Although not intending to be bound by any theory, it is believed that the perfluorinated compositions described above form a self-assembled layer which may be at least in part a monolayer on the surface of the optical articles. Self-assembled layers or films are formed by the adsorption and spontaneous organization of the fluorinated material on the surface of the optical article. The fluorinated materials useful in the practice of the invention are amphiphilic molecules that have two functional groups. The first functional group, i.e., the head functional group, is the polar group X and Z in the structure (1) above and attaches to the surface of the optical article. The second functional group, i.e., the tail, as shown as Rf—(CH2)p in structure (1) above is covalently bonded to the first functional group and extends outwardly from the surface of the substrate. In the case of the head group Z, it is believed there is covalent bonding to the surface of the substrate through reaction of the phosphorus acid groups with reactive groups on the substrate surface. It is believed this is the reason for the better durability associated with the hydrophobic layer deposited from the perfluorinated hydrocarbon containing the phosphorus acid groups.
The following Examples show the preparation of optical articles with various fluorinated materials in accordance with the present invention.
A 0.2% solution of the citrate ester of the perfluorinated alcohol

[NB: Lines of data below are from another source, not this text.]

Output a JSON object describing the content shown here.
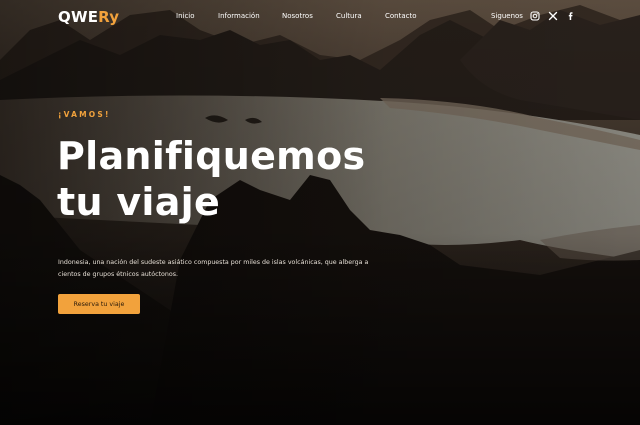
{
  "brand": {
    "logo_part1": "QWE",
    "logo_part2": "Ry"
  },
  "nav": {
    "items": [
      {
        "label": "Inicio"
      },
      {
        "label": "Información"
      },
      {
        "label": "Nosotros"
      },
      {
        "label": "Cultura"
      },
      {
        "label": "Contacto"
      }
    ],
    "social_label": "Siguenos",
    "social_icons": [
      "instagram-icon",
      "x-twitter-icon",
      "facebook-icon"
    ]
  },
  "hero": {
    "eyebrow": "¡VAMOS!",
    "title_line1": "Planifiquemos",
    "title_line2": "tu viaje",
    "description": "Indonesia, una nación del sudeste asiático compuesta por miles de islas volcánicas, que alberga a cientos de grupos étnicos autóctonos.",
    "cta_label": "Reserva tu viaje"
  },
  "colors": {
    "accent": "#f2a23c",
    "text": "#ffffff",
    "background_dark": "#171310"
  }
}
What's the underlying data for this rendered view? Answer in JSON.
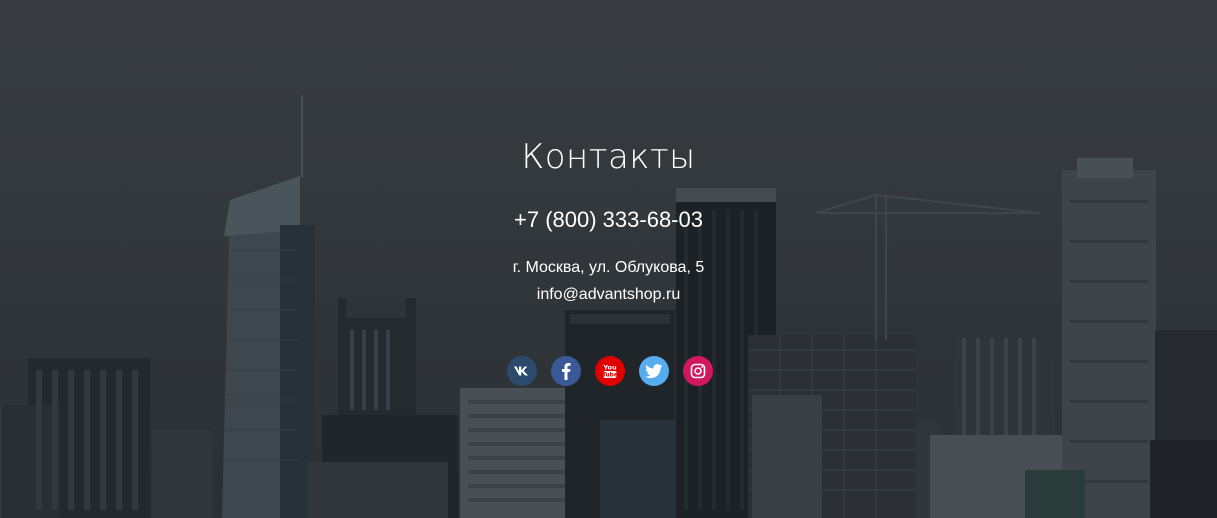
{
  "contacts": {
    "title": "Контакты",
    "phone": "+7 (800) 333-68-03",
    "address": "г. Москва, ул. Облукова, 5",
    "email": "info@advantshop.ru"
  },
  "social": [
    {
      "name": "vk",
      "icon": "vk-icon",
      "color": "#2b4a6e"
    },
    {
      "name": "facebook",
      "icon": "facebook-icon",
      "color": "#3b5998"
    },
    {
      "name": "youtube",
      "icon": "youtube-icon",
      "color": "#e00000"
    },
    {
      "name": "twitter",
      "icon": "twitter-icon",
      "color": "#55acee"
    },
    {
      "name": "instagram",
      "icon": "instagram-icon",
      "color": "#d1185f"
    }
  ],
  "background": {
    "overlay_color": "#2f3438",
    "description_icon": "city-skyline-background"
  }
}
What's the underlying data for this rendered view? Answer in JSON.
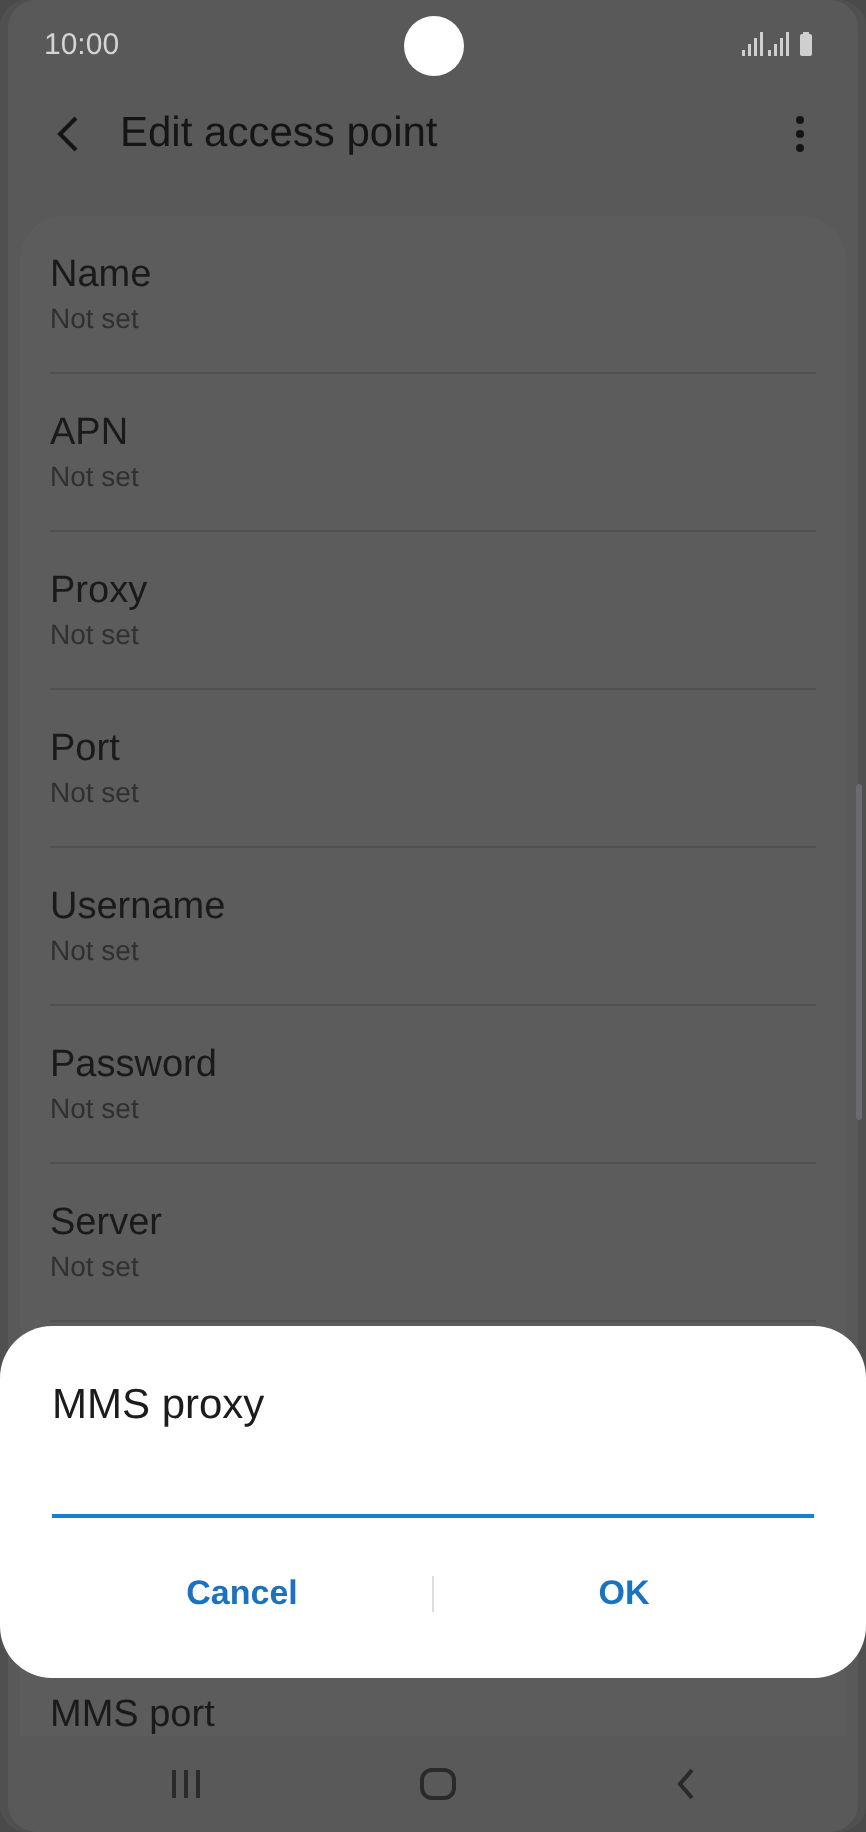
{
  "status_bar": {
    "time": "10:00"
  },
  "header": {
    "title": "Edit access point"
  },
  "settings": [
    {
      "label": "Name",
      "value": "Not set"
    },
    {
      "label": "APN",
      "value": "Not set"
    },
    {
      "label": "Proxy",
      "value": "Not set"
    },
    {
      "label": "Port",
      "value": "Not set"
    },
    {
      "label": "Username",
      "value": "Not set"
    },
    {
      "label": "Password",
      "value": "Not set"
    },
    {
      "label": "Server",
      "value": "Not set"
    }
  ],
  "partial_setting": {
    "label": "MMS port"
  },
  "dialog": {
    "title": "MMS proxy",
    "field": {
      "focused": true
    },
    "buttons": [
      "Cancel",
      "OK"
    ]
  }
}
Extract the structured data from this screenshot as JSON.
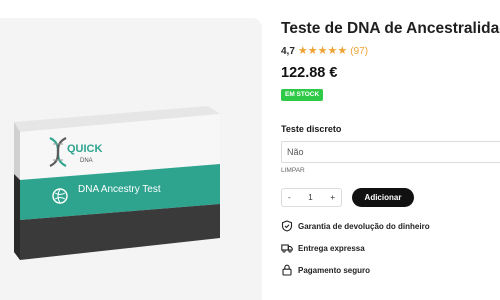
{
  "product": {
    "title": "Teste de DNA de Ancestralidade",
    "rating_value": "4,7",
    "review_count": "(97)",
    "rating": 4.7,
    "price": "122.88 €",
    "stock_label": "EM STOCK",
    "box_brand_top": "QUICK",
    "box_brand_bottom": "DNA",
    "box_label": "DNA Ancestry Test"
  },
  "options": {
    "label": "Teste discreto",
    "selected": "Não",
    "clear": "LIMPAR"
  },
  "cart": {
    "minus": "-",
    "quantity": "1",
    "plus": "+",
    "add_label": "Adicionar"
  },
  "features": [
    {
      "label": "Garantia de devolução do dinheiro",
      "icon": "shield-check-icon"
    },
    {
      "label": "Entrega expressa",
      "icon": "truck-icon"
    },
    {
      "label": "Pagamento seguro",
      "icon": "lock-icon"
    }
  ],
  "colors": {
    "accent_teal": "#2ea48f",
    "stock_green": "#2ec946",
    "star_orange": "#f0a335"
  }
}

The hydrophobic/oleophobic properties of this coating make it particularly useful for repelling fingerprints on electronic displays and eyewear and for shedding water from eyewear (e.g. for outdoor sports activities). The lifetime of these films has been judged (approximately 2-4 weeks) by abrasion testing (repeated rubbing/cleaning with microfiber cloth), chemical attack (immersion in synthetic perspiration), and removal by the elements (immersion in water). Removal of the coating was evaluated by observing changes in water contact angle.
In a manner similar to Example 1, the stearate ester of the perfluorinated alcohol (Zonyl FTS) of Example 1 was prepared in hexane. The solution was applied to a polysiloxane-hardcoated polycarbonate piano lens. Removal of the coating was monitored by the change in water contact angle after rubbing the surface with a microfiber cloth.
In a manner similar to Example 1, 0.1% (w/v) of a perfluorinated phosphonic acid, poly(hexafluoropropylene oxide) monophosphonic acid was added to the solution of 0.1% (w/v) of the perfluorinated citrate ester as in Example 1. The solution was applied to a polycarbonate lens by spraying and allowed to dry. Removal of the coating was monitored by the change in water contact angle after rubbing the surface with a microfiber cloth.
Initial contact angle of the fluorinated phosphonic acid/citrate coating on polycarbonate lens: 108°
After 10 rubbing cycles: 104°, 20 cycles: 102°, 30 cycles: 102°, 40 cycles: 103°, 50 cycles: 103°
In a manner similar to Example 1, 0.1% (w/v) of a perfluorinated phosphonic acid, poly(hexafluoropropylene oxide) monophosphonic acid was added to the solution of 0.1% (w/v) of the perfluorinated citrate ester as in Example 1. A solution of 0.25% (v/v) tantalum (V) ethoxide in isopropanol was first applied to a polycarbonate lens having a polysiloxane hardcoat via an impregnated wipe. The solvent was allowed to dry, and then the perfluorinated phosphonic acid/citrate solution was applied to the lens by spraying and allowing most of the solvent to evaporate before wiping with a dry cotton cloth. Removal of the coating was, monitored by the change in water contact angle after rubbing the surface with a microfiber cloth.
Initial contact angle of hydrophobic coating on polycarbonate/polysiloxane lens: 117°
After 10 rubbing cycles: 118°; 50 cycles: 114°; 100 cycles: 113°; 250 cycles: 113°
The invention is now set forth in the following claims.